Chinese president tells US secretary of state that both nations should respect each others' core interests and choice of development path
Top Chinese leaders yesterday urged the United States to settle its differences with Beijing on the basis of mutual respect, after declaring Sino-US relations solid during meetings with US Secretary of State John Kerry.
President Xi Jinping said the relationship between the two countries was "at a new phase and on a good footing" when receiving Kerry, who is making his first official trip to China since taking up his post in February.
"These meetings reflect the great importance both China and the US place on bilateral ties," Xi told Kerry. "Both nations should respect each others' core interests and choice of development path, to properly settle differences and avoid any disturbance to bilateral ties."
Xi acknowledged differences between the world's biggest and second-largest economies. He called on both sides to "accommodate" each other and show "mutual respect".
In a separate meeting, Premier Li Keqiang toldKerry that the mutual benefits of co-operation "far outweigh" their differences.
US Treasury Secretary Jacob Lew visited Beijing as a special representative of US President Barack Obama less than a week after Xi took power.
Kerry said yesterday that both sides had agreed to set up a working group to improve cybersecurity.
Beijing is dismayed at Washington's "Asia pivot", which involves a military build-up that some view as an effort to contain China's rise. Sino-US ties are routinely strained by other issues, too, from human rights to trade policies and cyberattacks.
In February, a private US-based internet security firm, Mandiant, published a report alleging People's Liberation Army involvement in cyberattacks on US companies. The accusations drew angry denials from Beijing.
Foreign Minister Wang Yi told Kerry that both sides must remain calm and objective when dealing with cyberspace disputes.
After the talks, the two sides released a joint declaration on climate change.
Analysts said Sino-US ties had improved because Obama passed up an opportunity during a recent Washington trip by Japanese Prime Minister Shinzo Abe to voice support for Japan's stance in East China Sea territory disputes. Others said Beijing would remain suspicious of US moves in Asia.

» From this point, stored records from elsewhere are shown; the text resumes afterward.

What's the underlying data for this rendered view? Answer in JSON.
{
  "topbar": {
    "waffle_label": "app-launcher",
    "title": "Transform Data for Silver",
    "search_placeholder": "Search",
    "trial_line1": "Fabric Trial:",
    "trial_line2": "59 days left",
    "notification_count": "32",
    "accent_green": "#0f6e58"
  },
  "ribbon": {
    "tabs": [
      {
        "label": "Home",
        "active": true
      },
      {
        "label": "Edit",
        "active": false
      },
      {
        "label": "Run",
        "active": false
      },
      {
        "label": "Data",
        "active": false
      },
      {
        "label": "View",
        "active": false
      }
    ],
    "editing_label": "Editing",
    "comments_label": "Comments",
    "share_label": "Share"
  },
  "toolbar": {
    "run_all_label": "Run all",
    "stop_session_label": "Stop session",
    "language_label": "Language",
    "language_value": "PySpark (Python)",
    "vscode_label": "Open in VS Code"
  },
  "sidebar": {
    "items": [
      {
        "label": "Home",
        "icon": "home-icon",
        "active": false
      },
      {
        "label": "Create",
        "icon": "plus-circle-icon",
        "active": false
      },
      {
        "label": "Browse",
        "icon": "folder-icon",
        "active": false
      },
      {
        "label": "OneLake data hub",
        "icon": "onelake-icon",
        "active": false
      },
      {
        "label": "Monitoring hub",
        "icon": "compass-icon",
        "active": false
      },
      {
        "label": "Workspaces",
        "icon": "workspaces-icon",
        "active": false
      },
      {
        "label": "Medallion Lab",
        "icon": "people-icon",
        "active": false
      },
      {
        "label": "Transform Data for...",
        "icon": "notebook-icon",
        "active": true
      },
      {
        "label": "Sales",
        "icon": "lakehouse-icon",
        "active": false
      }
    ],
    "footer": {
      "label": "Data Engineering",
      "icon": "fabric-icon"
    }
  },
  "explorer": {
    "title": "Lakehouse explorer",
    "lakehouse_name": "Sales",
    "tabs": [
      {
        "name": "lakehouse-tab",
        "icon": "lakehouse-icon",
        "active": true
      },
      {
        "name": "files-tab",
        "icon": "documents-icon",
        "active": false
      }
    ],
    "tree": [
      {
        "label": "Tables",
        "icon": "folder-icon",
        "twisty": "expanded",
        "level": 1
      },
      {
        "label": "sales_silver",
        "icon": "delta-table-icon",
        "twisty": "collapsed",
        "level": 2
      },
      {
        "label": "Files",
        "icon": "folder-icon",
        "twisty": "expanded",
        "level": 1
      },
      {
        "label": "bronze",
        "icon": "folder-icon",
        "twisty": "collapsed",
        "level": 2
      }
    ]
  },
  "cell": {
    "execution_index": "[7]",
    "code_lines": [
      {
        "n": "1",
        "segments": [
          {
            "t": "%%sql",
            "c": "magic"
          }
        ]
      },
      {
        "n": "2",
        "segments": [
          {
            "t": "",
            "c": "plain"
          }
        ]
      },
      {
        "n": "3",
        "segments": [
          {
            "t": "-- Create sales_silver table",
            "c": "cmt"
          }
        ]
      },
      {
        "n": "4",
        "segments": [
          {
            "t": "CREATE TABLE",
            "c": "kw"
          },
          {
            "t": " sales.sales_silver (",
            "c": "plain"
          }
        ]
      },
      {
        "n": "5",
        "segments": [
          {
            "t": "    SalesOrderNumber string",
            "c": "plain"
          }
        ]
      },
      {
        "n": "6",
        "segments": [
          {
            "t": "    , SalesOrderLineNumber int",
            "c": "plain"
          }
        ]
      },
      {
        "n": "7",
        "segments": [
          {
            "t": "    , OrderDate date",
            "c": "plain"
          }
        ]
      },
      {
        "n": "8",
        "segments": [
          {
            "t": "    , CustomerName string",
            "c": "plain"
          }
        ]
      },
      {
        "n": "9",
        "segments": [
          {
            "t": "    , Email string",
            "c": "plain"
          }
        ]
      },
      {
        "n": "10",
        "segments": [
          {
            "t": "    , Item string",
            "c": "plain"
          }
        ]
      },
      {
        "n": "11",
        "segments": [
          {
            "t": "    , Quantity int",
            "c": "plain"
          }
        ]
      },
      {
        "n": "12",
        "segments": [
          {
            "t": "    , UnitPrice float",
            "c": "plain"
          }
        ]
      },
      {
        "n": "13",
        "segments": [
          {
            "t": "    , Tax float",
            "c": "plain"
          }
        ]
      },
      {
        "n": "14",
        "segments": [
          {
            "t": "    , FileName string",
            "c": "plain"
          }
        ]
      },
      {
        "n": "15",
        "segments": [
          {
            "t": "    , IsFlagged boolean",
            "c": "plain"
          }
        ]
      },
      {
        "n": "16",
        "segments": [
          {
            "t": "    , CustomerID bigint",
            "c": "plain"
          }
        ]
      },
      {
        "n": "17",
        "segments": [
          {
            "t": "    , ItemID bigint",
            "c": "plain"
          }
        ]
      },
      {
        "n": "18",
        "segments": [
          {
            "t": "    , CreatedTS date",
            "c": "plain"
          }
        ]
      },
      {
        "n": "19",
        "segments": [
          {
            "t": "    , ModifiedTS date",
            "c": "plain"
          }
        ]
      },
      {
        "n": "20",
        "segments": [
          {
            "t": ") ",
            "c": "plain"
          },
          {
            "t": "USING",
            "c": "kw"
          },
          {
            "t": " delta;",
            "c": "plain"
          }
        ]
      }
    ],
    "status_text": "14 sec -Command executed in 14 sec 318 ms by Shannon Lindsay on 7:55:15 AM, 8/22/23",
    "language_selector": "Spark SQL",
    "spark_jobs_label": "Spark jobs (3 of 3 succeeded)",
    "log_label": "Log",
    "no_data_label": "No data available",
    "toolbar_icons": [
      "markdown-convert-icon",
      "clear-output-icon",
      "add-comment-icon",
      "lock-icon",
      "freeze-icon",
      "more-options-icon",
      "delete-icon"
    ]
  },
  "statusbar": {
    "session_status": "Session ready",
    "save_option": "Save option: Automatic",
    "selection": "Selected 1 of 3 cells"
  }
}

"Rather than play tough and force Asian countries to give way, Washington should respect the region's interests and pursue win-win co-operation," a Xinhua commentary said yesterday.
Professor Wang Fan , from Beijing Foreign Affairs University, said conflict may arise because China aims to become a maritime power in the Pacific.